Brigadier-General Ellison Capers, Confederate Military History, a library of Confederate States Military History: Volume 5, South Carolina (ed. Clement Anselm Evans), Additional Sketches Illustrating the services of officers and Privates and patriotic citizens of South Carolina. (search)
e returned home to Hartsville and again entered school, first at a private school in his county, and in January, 1866, he entered the South Carolina college at Columbia. He remained there until 1868 and then returned home and commenced farming at Hartsville, and has followed that occupation ever since. In 1884 he was elected county commissioner of Darlington county, and served until 1890, being chairman of the board the last four years of that time. He has been twice married, first in December, 1870, to Miss Carrie Holland of Ninety-six, Abbeville county. This lady died in September, 1874, leaving one son, James Gillams, who died in 1893, at that time being in the senior class of the South Carolina military academy. He was married a second time in, December, 1876, to Miss Hannah, daughter of the Rev. N. W. Edmunds, D. D., pastor of the Presbyterian church at Sumter, S. C. They have four children, as follows: William Edmunds, Thomas C., H. Leland, and Carrie Holland. Mr. Law is ad

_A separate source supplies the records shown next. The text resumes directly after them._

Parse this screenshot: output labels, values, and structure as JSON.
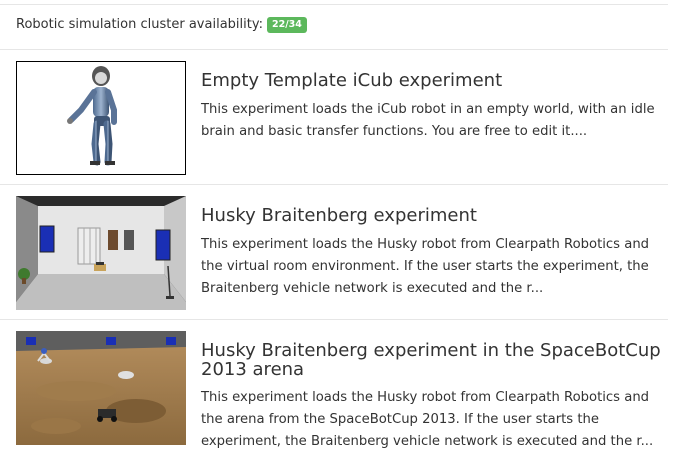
{
  "availability": {
    "label": "Robotic simulation cluster availability:",
    "badge": "22/34",
    "badge_color": "#5cb85c"
  },
  "experiments": [
    {
      "title": "Empty Template iCub experiment",
      "description": "This experiment loads the iCub robot in an empty world, with an idle brain and basic transfer functions. You are free to edit it....",
      "thumbnail": "icub-robot-thumbnail"
    },
    {
      "title": "Husky Braitenberg experiment",
      "description": "This experiment loads the Husky robot from Clearpath Robotics and the virtual room environment. If the user starts the experiment, the Braitenberg vehicle network is executed and the r...",
      "thumbnail": "virtual-room-thumbnail"
    },
    {
      "title": "Husky Braitenberg experiment in the SpaceBotCup 2013 arena",
      "description": "This experiment loads the Husky robot from Clearpath Robotics and the arena from the SpaceBotCup 2013. If the user starts the experiment, the Braitenberg vehicle network is executed and the r...",
      "thumbnail": "spacebotcup-arena-thumbnail"
    }
  ]
}
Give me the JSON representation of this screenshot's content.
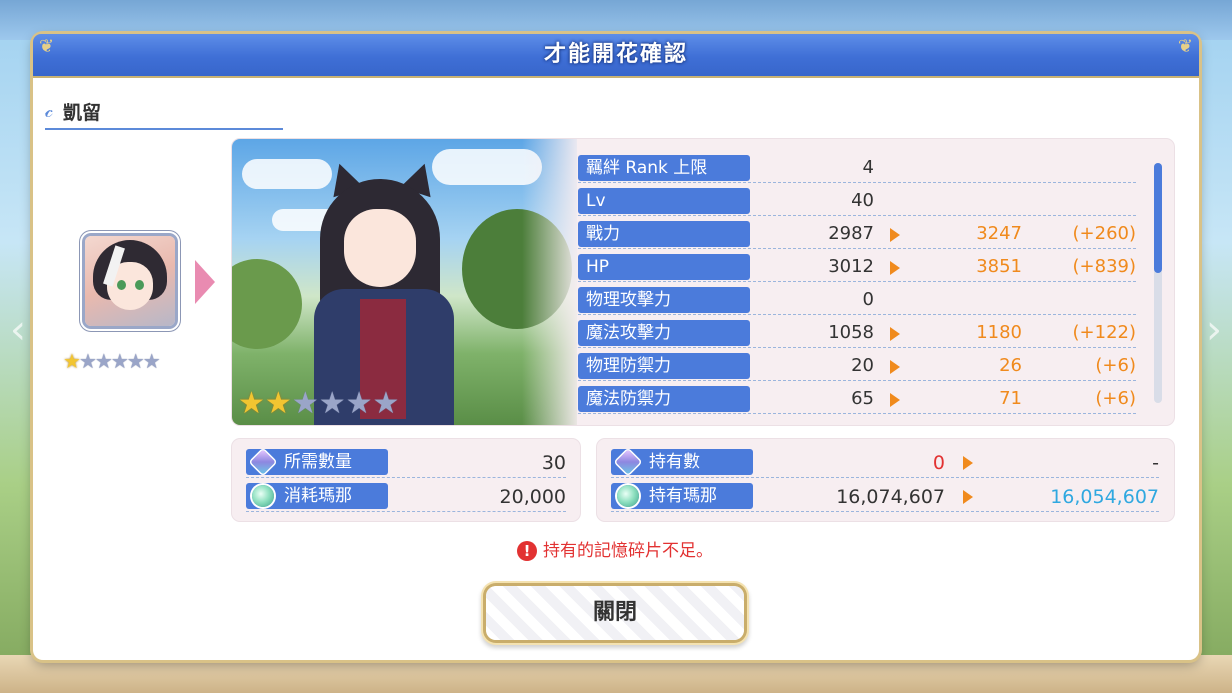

Medford Historical Society Papers, Volume 29., Development of the business section of West Medford. (search)
opposite it. At that time Ellis Pitcher had a grocery in the Mystic Hall building and was postmaster. Up beside the freight track R. K. Carpenter did granite cutting. Pitcher sold out to Sawyer & Parmenter in June, and they to J. E. Ober in December, 1870. This was the extent of business operations then. In the winter of 1870-71 Mr. Usher had the roof of that one-story building (in which the post office had once been) raised up and another story built in, with stairs, outside, to it. In th run, then a fish man tried it, and in 1872 Artemas Poole, a shoe-maker, came in. Meanwhile a livery and boarding stable for D. K. Richardson had been built just beyond Whitmore brook, and Mr. Usher had begun to publish the Medford Journal in December, 1870. Mr. Usher's stable was struck by lightning and burned and he replaced it by a new and larger building, which early in 1875 he moved across High street. This caused a rearrangement. Two buildings were moved to Auburn street (just extende